(Website and app data records)
┄┄┄┄┄┄┄┄┄┄
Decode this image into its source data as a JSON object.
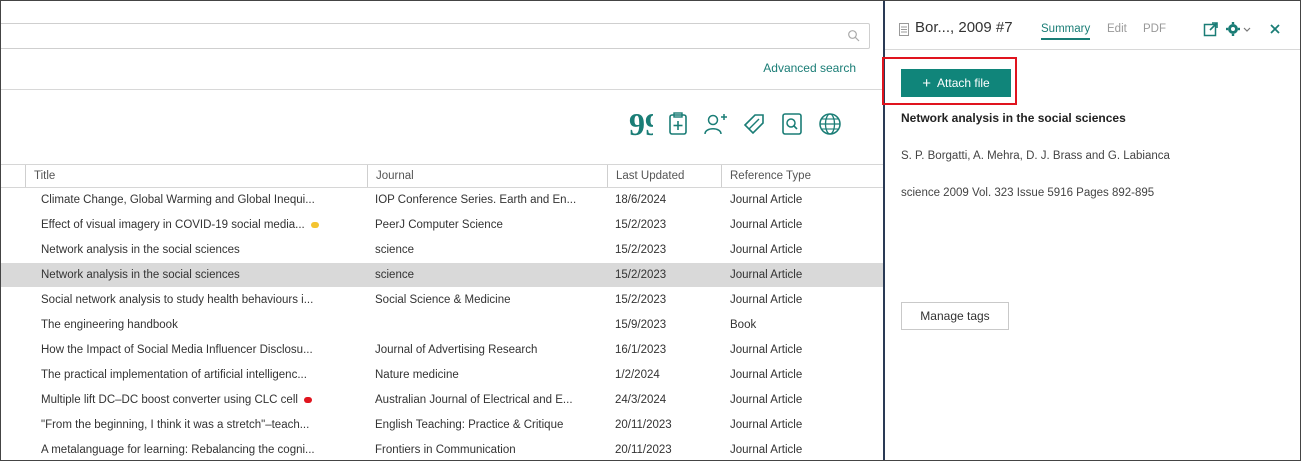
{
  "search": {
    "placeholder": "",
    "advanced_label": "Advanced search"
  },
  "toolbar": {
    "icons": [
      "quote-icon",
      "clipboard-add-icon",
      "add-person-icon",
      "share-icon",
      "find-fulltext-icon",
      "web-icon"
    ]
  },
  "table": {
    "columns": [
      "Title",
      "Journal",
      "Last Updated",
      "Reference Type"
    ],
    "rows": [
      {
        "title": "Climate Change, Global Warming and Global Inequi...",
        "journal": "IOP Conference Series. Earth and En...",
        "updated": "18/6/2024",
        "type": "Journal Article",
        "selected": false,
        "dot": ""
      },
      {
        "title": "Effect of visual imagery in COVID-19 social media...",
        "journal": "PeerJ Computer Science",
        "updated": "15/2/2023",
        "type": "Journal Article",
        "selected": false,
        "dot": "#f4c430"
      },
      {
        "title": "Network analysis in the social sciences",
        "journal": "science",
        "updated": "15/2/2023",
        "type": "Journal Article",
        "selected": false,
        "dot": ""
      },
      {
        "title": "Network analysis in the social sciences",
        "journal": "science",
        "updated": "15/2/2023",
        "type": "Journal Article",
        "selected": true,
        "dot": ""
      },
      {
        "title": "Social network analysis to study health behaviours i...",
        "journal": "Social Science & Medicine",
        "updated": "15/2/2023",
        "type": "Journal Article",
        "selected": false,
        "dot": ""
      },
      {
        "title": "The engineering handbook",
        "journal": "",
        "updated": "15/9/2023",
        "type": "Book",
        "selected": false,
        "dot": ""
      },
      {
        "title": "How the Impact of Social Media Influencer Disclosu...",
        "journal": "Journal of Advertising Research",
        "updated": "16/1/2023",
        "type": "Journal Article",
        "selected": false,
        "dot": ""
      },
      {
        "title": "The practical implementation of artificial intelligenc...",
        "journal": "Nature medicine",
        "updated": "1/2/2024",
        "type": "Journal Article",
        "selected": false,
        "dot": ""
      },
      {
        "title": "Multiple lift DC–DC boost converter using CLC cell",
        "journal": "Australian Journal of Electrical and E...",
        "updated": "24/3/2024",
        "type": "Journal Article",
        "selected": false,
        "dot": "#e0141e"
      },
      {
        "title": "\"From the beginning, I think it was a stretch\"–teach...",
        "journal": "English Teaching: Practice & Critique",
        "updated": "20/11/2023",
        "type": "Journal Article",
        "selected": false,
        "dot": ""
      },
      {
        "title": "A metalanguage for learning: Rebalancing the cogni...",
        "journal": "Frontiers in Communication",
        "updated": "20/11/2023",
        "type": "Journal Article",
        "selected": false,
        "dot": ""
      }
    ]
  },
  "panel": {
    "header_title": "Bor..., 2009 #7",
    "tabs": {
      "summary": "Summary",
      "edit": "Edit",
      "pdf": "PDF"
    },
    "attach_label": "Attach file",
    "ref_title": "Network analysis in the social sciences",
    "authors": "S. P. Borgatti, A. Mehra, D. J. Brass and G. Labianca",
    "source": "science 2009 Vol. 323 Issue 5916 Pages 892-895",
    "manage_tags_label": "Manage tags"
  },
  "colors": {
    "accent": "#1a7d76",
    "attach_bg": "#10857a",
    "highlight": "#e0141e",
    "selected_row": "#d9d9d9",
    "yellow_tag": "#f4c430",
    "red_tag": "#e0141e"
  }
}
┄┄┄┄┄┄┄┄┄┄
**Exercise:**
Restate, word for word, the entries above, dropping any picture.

**Answer section:**
Decode this image into its source data as a JSON object.
{
  "search": {
    "placeholder": "",
    "advanced_label": "Advanced search"
  },
  "toolbar": {
    "icons": [
      "quote-icon",
      "clipboard-add-icon",
      "add-person-icon",
      "share-icon",
      "find-fulltext-icon",
      "web-icon"
    ]
  },
  "table": {
    "columns": [
      "Title",
      "Journal",
      "Last Updated",
      "Reference Type"
    ],
    "rows": [
      {
        "title": "Climate Change, Global Warming and Global Inequi...",
        "journal": "IOP Conference Series. Earth and En...",
        "updated": "18/6/2024",
        "type": "Journal Article",
        "selected": false,
        "dot": ""
      },
      {
        "title": "Effect of visual imagery in COVID-19 social media...",
        "journal": "PeerJ Computer Science",
        "updated": "15/2/2023",
        "type": "Journal Article",
        "selected": false,
        "dot": "#f4c430"
      },
      {
        "title": "Network analysis in the social sciences",
        "journal": "science",
        "updated": "15/2/2023",
        "type": "Journal Article",
        "selected": false,
        "dot": ""
      },
      {
        "title": "Network analysis in the social sciences",
        "journal": "science",
        "updated": "15/2/2023",
        "type": "Journal Article",
        "selected": true,
        "dot": ""
      },
      {
        "title": "Social network analysis to study health behaviours i...",
        "journal": "Social Science & Medicine",
        "updated": "15/2/2023",
        "type": "Journal Article",
        "selected": false,
        "dot": ""
      },
      {
        "title": "The engineering handbook",
        "journal": "",
        "updated": "15/9/2023",
        "type": "Book",
        "selected": false,
        "dot": ""
      },
      {
        "title": "How the Impact of Social Media Influencer Disclosu...",
        "journal": "Journal of Advertising Research",
        "updated": "16/1/2023",
        "type": "Journal Article",
        "selected": false,
        "dot": ""
      },
      {
        "title": "The practical implementation of artificial intelligenc...",
        "journal": "Nature medicine",
        "updated": "1/2/2024",
        "type": "Journal Article",
        "selected": false,
        "dot": ""
      },
      {
        "title": "Multiple lift DC–DC boost converter using CLC cell",
        "journal": "Australian Journal of Electrical and E...",
        "updated": "24/3/2024",
        "type": "Journal Article",
        "selected": false,
        "dot": "#e0141e"
      },
      {
        "title": "\"From the beginning, I think it was a stretch\"–teach...",
        "journal": "English Teaching: Practice & Critique",
        "updated": "20/11/2023",
        "type": "Journal Article",
        "selected": false,
        "dot": ""
      },
      {
        "title": "A metalanguage for learning: Rebalancing the cogni...",
        "journal": "Frontiers in Communication",
        "updated": "20/11/2023",
        "type": "Journal Article",
        "selected": false,
        "dot": ""
      }
    ]
  },
  "panel": {
    "header_title": "Bor..., 2009 #7",
    "tabs": {
      "summary": "Summary",
      "edit": "Edit",
      "pdf": "PDF"
    },
    "attach_label": "Attach file",
    "ref_title": "Network analysis in the social sciences",
    "authors": "S. P. Borgatti, A. Mehra, D. J. Brass and G. Labianca",
    "source": "science 2009 Vol. 323 Issue 5916 Pages 892-895",
    "manage_tags_label": "Manage tags"
  },
  "colors": {
    "accent": "#1a7d76",
    "attach_bg": "#10857a",
    "highlight": "#e0141e",
    "selected_row": "#d9d9d9",
    "yellow_tag": "#f4c430",
    "red_tag": "#e0141e"
  }
}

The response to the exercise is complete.